» AIM OF THE EXERCISE:
In the material below, count the lines where the word "selected" appears. Nothing but the number, please.

----- INFORMATION PROVIDED -----

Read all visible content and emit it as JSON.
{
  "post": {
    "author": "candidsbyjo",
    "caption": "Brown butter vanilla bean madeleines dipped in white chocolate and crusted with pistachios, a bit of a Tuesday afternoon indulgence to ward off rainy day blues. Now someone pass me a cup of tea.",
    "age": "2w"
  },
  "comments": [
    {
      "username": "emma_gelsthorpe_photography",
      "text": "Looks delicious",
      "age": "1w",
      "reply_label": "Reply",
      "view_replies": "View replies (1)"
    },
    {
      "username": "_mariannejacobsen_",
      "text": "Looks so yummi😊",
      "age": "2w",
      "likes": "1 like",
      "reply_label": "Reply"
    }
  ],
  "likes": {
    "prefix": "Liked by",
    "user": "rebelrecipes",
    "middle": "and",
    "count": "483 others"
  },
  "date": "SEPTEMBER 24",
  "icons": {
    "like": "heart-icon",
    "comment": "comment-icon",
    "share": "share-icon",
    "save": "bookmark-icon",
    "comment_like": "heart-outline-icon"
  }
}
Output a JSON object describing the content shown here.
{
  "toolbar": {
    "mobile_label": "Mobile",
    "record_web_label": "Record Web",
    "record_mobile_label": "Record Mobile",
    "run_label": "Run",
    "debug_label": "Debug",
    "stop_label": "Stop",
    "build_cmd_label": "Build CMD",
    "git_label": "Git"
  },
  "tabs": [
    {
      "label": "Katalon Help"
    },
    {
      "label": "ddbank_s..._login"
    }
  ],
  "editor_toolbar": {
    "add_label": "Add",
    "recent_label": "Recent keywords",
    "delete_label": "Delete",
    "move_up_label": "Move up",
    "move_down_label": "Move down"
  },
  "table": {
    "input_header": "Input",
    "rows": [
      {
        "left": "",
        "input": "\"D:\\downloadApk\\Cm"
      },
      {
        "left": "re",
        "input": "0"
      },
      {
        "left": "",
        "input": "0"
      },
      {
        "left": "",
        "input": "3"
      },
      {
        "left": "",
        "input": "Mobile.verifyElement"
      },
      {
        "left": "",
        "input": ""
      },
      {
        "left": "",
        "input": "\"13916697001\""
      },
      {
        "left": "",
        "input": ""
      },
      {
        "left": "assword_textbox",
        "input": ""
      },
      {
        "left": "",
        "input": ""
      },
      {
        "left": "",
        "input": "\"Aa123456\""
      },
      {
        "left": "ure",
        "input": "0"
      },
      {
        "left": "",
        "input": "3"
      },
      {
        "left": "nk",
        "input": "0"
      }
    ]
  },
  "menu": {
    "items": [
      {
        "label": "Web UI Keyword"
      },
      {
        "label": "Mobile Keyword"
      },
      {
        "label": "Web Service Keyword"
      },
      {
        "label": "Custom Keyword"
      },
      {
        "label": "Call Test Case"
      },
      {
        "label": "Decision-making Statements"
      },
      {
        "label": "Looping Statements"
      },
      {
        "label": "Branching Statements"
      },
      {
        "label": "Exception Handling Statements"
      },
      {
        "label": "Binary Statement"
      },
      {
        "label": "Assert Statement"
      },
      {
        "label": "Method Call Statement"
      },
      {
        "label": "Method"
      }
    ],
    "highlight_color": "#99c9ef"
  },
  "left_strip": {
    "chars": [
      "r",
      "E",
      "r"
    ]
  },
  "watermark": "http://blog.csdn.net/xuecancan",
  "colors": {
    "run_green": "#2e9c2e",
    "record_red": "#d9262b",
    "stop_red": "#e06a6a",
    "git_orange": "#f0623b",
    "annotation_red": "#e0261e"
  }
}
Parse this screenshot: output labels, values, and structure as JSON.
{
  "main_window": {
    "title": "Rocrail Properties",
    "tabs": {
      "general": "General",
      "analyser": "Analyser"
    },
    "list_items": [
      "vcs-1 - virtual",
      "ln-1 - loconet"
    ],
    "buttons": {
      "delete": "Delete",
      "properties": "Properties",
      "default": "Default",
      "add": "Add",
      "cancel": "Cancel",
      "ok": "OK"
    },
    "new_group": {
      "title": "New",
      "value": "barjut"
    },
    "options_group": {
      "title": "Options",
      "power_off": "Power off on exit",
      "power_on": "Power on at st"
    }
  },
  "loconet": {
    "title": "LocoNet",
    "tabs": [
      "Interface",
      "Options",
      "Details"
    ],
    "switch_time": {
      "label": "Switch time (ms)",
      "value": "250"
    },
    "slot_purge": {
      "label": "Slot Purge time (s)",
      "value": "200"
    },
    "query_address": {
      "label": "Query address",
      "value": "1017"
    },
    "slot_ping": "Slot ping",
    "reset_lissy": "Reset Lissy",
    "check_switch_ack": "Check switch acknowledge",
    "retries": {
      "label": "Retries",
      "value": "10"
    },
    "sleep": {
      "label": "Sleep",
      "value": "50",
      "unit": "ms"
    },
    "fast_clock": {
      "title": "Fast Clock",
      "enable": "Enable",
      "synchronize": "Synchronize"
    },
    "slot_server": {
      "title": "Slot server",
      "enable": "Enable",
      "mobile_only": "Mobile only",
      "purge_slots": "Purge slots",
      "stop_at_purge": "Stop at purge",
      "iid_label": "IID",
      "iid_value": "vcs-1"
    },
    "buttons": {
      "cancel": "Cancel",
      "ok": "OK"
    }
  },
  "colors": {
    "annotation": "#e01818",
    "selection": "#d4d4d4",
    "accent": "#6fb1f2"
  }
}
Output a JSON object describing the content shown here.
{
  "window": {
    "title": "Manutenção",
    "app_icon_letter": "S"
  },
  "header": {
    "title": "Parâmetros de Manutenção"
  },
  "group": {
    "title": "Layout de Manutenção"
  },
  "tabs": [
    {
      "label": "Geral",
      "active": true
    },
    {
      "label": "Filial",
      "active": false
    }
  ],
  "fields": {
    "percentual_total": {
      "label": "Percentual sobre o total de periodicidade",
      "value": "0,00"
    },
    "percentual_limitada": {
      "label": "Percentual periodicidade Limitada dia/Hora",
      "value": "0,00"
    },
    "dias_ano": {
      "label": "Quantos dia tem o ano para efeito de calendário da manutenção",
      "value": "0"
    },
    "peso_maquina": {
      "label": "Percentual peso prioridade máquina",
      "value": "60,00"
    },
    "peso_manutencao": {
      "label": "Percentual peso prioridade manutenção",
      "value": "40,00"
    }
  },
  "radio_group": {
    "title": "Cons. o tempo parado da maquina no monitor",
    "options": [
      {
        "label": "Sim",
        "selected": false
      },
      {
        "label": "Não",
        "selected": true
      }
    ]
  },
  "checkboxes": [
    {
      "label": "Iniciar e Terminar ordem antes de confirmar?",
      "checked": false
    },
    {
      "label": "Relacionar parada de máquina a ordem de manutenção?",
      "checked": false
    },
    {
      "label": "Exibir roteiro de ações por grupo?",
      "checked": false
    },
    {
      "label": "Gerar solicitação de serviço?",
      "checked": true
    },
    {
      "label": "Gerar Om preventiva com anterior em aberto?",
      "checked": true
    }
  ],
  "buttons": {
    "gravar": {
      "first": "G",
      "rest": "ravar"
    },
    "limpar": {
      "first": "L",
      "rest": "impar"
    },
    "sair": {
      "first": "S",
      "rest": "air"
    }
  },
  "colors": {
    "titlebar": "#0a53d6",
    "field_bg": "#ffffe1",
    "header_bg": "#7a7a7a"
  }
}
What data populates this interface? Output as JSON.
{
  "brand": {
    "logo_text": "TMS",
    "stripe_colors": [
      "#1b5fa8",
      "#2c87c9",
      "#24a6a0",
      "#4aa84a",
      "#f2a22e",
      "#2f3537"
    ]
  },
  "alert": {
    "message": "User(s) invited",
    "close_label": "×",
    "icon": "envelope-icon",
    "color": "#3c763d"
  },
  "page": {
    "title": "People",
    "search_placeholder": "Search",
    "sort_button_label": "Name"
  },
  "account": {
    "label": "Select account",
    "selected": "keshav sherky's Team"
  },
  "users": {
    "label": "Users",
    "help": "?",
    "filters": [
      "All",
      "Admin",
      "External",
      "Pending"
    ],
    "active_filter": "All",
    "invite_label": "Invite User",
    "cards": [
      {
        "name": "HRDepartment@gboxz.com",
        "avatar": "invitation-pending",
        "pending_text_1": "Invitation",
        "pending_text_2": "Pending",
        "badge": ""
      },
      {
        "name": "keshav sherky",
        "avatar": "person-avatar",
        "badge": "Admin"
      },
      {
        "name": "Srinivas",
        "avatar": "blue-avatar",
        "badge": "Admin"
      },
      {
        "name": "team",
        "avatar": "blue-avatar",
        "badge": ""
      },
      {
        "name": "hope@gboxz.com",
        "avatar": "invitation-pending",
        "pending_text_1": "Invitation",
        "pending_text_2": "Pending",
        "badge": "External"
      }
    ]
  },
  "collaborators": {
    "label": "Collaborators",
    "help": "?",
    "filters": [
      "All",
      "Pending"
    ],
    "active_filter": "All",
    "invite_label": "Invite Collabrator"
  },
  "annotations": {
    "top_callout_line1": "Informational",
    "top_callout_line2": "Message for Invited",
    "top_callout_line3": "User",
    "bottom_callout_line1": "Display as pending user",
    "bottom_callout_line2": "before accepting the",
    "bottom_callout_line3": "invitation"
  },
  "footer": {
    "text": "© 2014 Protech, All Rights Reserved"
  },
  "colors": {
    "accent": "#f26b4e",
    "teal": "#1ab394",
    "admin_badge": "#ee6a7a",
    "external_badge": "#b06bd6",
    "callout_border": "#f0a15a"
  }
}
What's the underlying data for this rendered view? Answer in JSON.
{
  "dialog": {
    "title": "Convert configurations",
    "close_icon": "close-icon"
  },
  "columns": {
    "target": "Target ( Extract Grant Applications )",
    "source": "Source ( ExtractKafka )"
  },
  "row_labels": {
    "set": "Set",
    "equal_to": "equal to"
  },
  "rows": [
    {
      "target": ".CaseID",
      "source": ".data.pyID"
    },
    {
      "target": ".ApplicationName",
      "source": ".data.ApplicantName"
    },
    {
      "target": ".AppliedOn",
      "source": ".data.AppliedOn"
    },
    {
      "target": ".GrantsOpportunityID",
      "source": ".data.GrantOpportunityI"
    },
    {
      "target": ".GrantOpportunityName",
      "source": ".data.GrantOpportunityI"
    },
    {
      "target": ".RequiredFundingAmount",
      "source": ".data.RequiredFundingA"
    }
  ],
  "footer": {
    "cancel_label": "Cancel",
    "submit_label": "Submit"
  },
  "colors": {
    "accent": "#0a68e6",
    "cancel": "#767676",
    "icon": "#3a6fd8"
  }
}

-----

» FINISHED TASK:
3